(Stored items)
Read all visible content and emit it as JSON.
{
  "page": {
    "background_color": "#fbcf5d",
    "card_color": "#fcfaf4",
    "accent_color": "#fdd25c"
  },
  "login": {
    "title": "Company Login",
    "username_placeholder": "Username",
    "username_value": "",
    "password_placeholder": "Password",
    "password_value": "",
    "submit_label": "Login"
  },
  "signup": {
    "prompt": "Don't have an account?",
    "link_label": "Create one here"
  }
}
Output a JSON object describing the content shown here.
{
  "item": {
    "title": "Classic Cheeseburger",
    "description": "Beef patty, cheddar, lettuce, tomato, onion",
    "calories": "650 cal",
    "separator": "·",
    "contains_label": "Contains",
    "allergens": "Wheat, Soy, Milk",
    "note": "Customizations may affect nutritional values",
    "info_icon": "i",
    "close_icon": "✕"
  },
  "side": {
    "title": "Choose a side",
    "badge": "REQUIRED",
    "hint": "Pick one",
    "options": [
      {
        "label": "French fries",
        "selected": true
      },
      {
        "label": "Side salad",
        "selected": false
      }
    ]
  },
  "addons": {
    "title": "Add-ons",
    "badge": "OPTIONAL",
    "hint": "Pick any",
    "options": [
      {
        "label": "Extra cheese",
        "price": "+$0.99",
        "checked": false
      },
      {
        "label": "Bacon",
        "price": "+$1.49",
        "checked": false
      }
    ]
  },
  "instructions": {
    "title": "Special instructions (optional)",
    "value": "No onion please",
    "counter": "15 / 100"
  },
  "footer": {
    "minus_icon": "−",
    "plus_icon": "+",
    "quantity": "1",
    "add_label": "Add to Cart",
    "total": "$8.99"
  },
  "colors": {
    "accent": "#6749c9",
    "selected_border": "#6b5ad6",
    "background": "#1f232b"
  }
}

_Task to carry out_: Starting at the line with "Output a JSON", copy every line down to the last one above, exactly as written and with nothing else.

_Result of this task_:
Output a JSON object describing the content shown here.
{
  "item": {
    "title": "Classic Cheeseburger",
    "description": "Beef patty, cheddar, lettuce, tomato, onion",
    "calories": "650 cal",
    "separator": "·",
    "contains_label": "Contains",
    "allergens": "Wheat, Soy, Milk",
    "note": "Customizations may affect nutritional values",
    "info_icon": "i",
    "close_icon": "✕"
  },
  "side": {
    "title": "Choose a side",
    "badge": "REQUIRED",
    "hint": "Pick one",
    "options": [
      {
        "label": "French fries",
        "selected": true
      },
      {
        "label": "Side salad",
        "selected": false
      }
    ]
  },
  "addons": {
    "title": "Add-ons",
    "badge": "OPTIONAL",
    "hint": "Pick any",
    "options": [
      {
        "label": "Extra cheese",
        "price": "+$0.99",
        "checked": false
      },
      {
        "label": "Bacon",
        "price": "+$1.49",
        "checked": false
      }
    ]
  },
  "instructions": {
    "title": "Special instructions (optional)",
    "value": "No onion please",
    "counter": "15 / 100"
  },
  "footer": {
    "minus_icon": "−",
    "plus_icon": "+",
    "quantity": "1",
    "add_label": "Add to Cart",
    "total": "$8.99"
  },
  "colors": {
    "accent": "#6749c9",
    "selected_border": "#6b5ad6",
    "background": "#1f232b"
  }
}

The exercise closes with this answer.